In “Robust Neural Machine Translation with Doubly Adversarial Inputs” (to appear at ACL 2019), we propose an approach that uses generated adversarial examples to improve the stability of machine translation models against small perturbations in the input. We learn a robust NMT model to directly overcome adversarial examples generated with knowledge of the model and with the intent of distorting the model predictions. We show that this approach improves the performance of the NMT model on standard benchmarks.
If you are ever in charge of organizing a panel, it is your professional responsibility—nay, your sacred moral duty—to avoid some of the tortures daily visited upon suspecting conference-goers.

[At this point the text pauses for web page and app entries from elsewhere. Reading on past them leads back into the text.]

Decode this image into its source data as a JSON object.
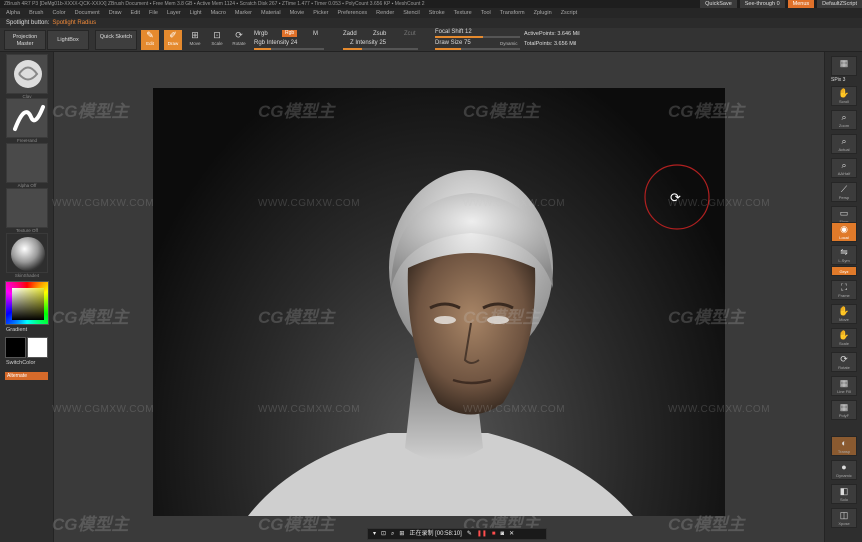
{
  "titlebar": {
    "text": "ZBrush 4R7 P3 [DeMg01b-XXXX-QCK-XXXX] ZBrush Document ▪ Free Mem 3.8 GB ▪ Active Mem 1124 ▪ Scratch Disk 267 ▪ ZTime 1.477 ▪ Timer 0.053 ▪ PolyCount 3.656 KP ▪ MeshCount 2",
    "quicksave": "QuickSave",
    "seethrough": "See-through 0",
    "menus": "Menus",
    "script": "DefaultZScript"
  },
  "menubar": [
    "Alpha",
    "Brush",
    "Color",
    "Document",
    "Draw",
    "Edit",
    "File",
    "Layer",
    "Light",
    "Macro",
    "Marker",
    "Material",
    "Movie",
    "Picker",
    "Preferences",
    "Render",
    "Stencil",
    "Stroke",
    "Texture",
    "Tool",
    "Transform",
    "Zplugin",
    "Zscript"
  ],
  "spotlight": {
    "label": "Spotlight button:",
    "value": "Spotlight Radius"
  },
  "toolbar": {
    "projection_master": "Projection Master",
    "lightbox": "LightBox",
    "quick_sketch": "Quick Sketch",
    "edit": "Edit",
    "draw": "Draw",
    "move": "Move",
    "scale": "Scale",
    "rotate": "Rotate",
    "mrgb": "Mrgb",
    "rgb": "Rgb",
    "m": "M",
    "rgb_intensity": "Rgb Intensity 24",
    "zadd": "Zadd",
    "zsub": "Zsub",
    "zcut": "Zcut",
    "z_intensity": "Z Intensity 25",
    "focal_shift": "Focal Shift 12",
    "draw_size": "Draw Size 75",
    "dynamic": "Dynamic",
    "active_points": "ActivePoints: 3.646 Mil",
    "total_points": "TotalPoints: 3.656 Mil",
    "rgb_intensity_value": 24,
    "z_intensity_value": 25,
    "focal_shift_value": 12,
    "draw_size_value": 75
  },
  "left_panel": {
    "thumb1": "Clay",
    "thumb2": "FreeHand",
    "thumb3": "Alpha Off",
    "thumb4": "Texture Off",
    "thumb5": "SkinShade4",
    "gradient": "Gradient",
    "switch_color": "SwitchColor",
    "alternate": "Alternate"
  },
  "right_panel": {
    "spix": "SPix 3",
    "scroll": "Scroll",
    "zoom": "Zoom",
    "actual": "Actual",
    "aahalf": "AAHalf",
    "persp": "Persp",
    "floor": "Floor",
    "local": "Local",
    "lsym": "L.Sym",
    "gxyz": "Gxyz",
    "frame": "Frame",
    "move": "Move",
    "scale": "Scale",
    "rotate": "Rotate",
    "linefill": "Line Fill",
    "polyf": "PolyF",
    "transp": "Transp",
    "dynamic": "Dynamic",
    "solo": "Solo",
    "xpose": "Xpose"
  },
  "watermark": {
    "brand": "CG模型主",
    "url": "WWW.CGMXW.COM"
  },
  "recorder": {
    "status": "正在录制 [00:58:10]"
  },
  "colors": {
    "accent": "#e58a2e",
    "panel": "#2e2e2e",
    "viewport_edge": "#0c0c0c"
  }
}
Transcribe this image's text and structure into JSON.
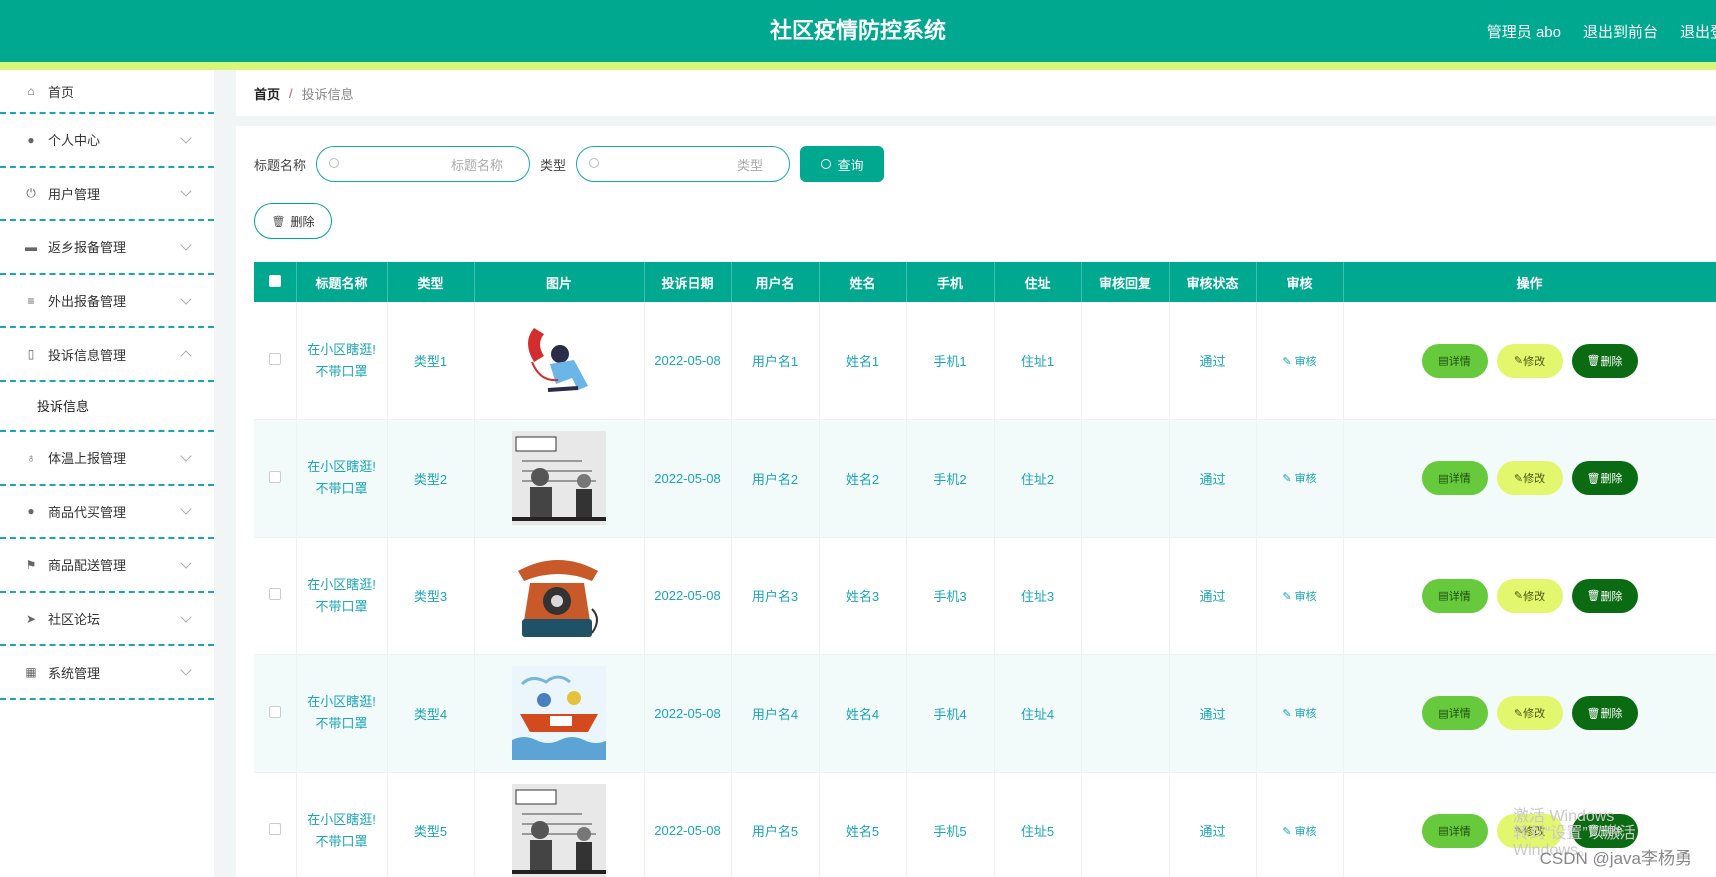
{
  "header": {
    "title": "社区疫情防控系统",
    "links": [
      "管理员 abo",
      "退出到前台",
      "退出登录"
    ]
  },
  "sidebar": {
    "items": [
      {
        "label": "首页",
        "icon": "home-icon"
      },
      {
        "label": "个人中心",
        "icon": "user-icon"
      },
      {
        "label": "用户管理",
        "icon": "power-icon"
      },
      {
        "label": "返乡报备管理",
        "icon": "chat-icon"
      },
      {
        "label": "外出报备管理",
        "icon": "list-icon"
      },
      {
        "label": "投诉信息管理",
        "icon": "phone-icon"
      },
      {
        "label": "体温上报管理",
        "icon": "mic-icon"
      },
      {
        "label": "商品代买管理",
        "icon": "user-icon"
      },
      {
        "label": "商品配送管理",
        "icon": "flag-icon"
      },
      {
        "label": "社区论坛",
        "icon": "send-icon"
      },
      {
        "label": "系统管理",
        "icon": "chart-icon"
      }
    ],
    "submenu": "投诉信息"
  },
  "breadcrumb": {
    "home": "首页",
    "sep": "/",
    "current": "投诉信息"
  },
  "search": {
    "title_label": "标题名称",
    "title_placeholder": "标题名称",
    "type_label": "类型",
    "type_placeholder": "类型",
    "button": "查询"
  },
  "toolbar": {
    "delete": "删除"
  },
  "table": {
    "columns": [
      "标题名称",
      "类型",
      "图片",
      "投诉日期",
      "用户名",
      "姓名",
      "手机",
      "住址",
      "审核回复",
      "审核状态",
      "审核",
      "操作"
    ],
    "rows": [
      {
        "title": "在小区瞎逛!不带口罩",
        "type": "类型1",
        "date": "2022-05-08",
        "username": "用户名1",
        "name": "姓名1",
        "phone": "手机1",
        "address": "住址1",
        "reply": "",
        "status": "通过",
        "image": "phone-man"
      },
      {
        "title": "在小区瞎逛!不带口罩",
        "type": "类型2",
        "date": "2022-05-08",
        "username": "用户名2",
        "name": "姓名2",
        "phone": "手机2",
        "address": "住址2",
        "reply": "",
        "status": "通过",
        "image": "comic"
      },
      {
        "title": "在小区瞎逛!不带口罩",
        "type": "类型3",
        "date": "2022-05-08",
        "username": "用户名3",
        "name": "姓名3",
        "phone": "手机3",
        "address": "住址3",
        "reply": "",
        "status": "通过",
        "image": "telephone"
      },
      {
        "title": "在小区瞎逛!不带口罩",
        "type": "类型4",
        "date": "2022-05-08",
        "username": "用户名4",
        "name": "姓名4",
        "phone": "手机4",
        "address": "住址4",
        "reply": "",
        "status": "通过",
        "image": "boat"
      },
      {
        "title": "在小区瞎逛!不带口罩",
        "type": "类型5",
        "date": "2022-05-08",
        "username": "用户名5",
        "name": "姓名5",
        "phone": "手机5",
        "address": "住址5",
        "reply": "",
        "status": "通过",
        "image": "comic"
      }
    ],
    "audit_label": "审核",
    "actions": {
      "detail": "详情",
      "edit": "修改",
      "delete": "删除"
    }
  },
  "overlay": {
    "windows_line1": "激活 Windows",
    "windows_line2": "转到“设置”以激活 Windows。",
    "csdn": "CSDN @java李杨勇"
  },
  "colors": {
    "primary": "#00a88f",
    "accent_strip": "#d8f77a",
    "detail": "#67c93c",
    "edit": "#e3f76e",
    "delete": "#0b6b13"
  }
}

In that spirit, here are my six rules for (panel) life.
AWS Open Source Blog; Yannis Papakonstantinou, Almann Goo, Brad Ruppert, and Jon Wilsdon
We are happy to announce PartiQL, a SQL-compatible query language that makes it easy to efficiently query data, regardless of where or in what format it is stored. As long as your query engine supports PartiQL, you can process structured data from relational databases (both transactional and analytical), semi-structured and nested data in open data formats (such as an Amazon S3 data lake), and even schema-less data in NoSQL or document databases that allow different attributes for different rows. We are open sourcing the PartiQL tutorial, specification, and a reference implementation of the language under the Apache2.0 license, so that everyone can participate, contribute, and use it to drive widespread adoption for this unifying query language.
Pete Warden and his team have done amazing work in bringing TensorFlow Lite to chips based on ARM’s Cortex family of processors. This was great to discover, because at my open-source hardware company, Adafruit Industries, our current favorite processor is the 32-bit SAMD51, which incorporates a Cortex-M4 CPU. We’ve used the SAMD51 as the basis for many of our recent and upcoming Arduino-compatible boards, including the PyGamer, a simple battery-powered gaming handheld. What if we could use it to literally put AI into people’s hands?
Warden had created a speech-recognition model that can identify the words “yes” and “no” in an analog audio feed. I set about seeing if I could bring this to the PyGamer, and what I might do with a model that could recognize only two words. I wanted to create a project that would spark the imagination of makers and encourage them to start exploring machine learning on this kind of hardware.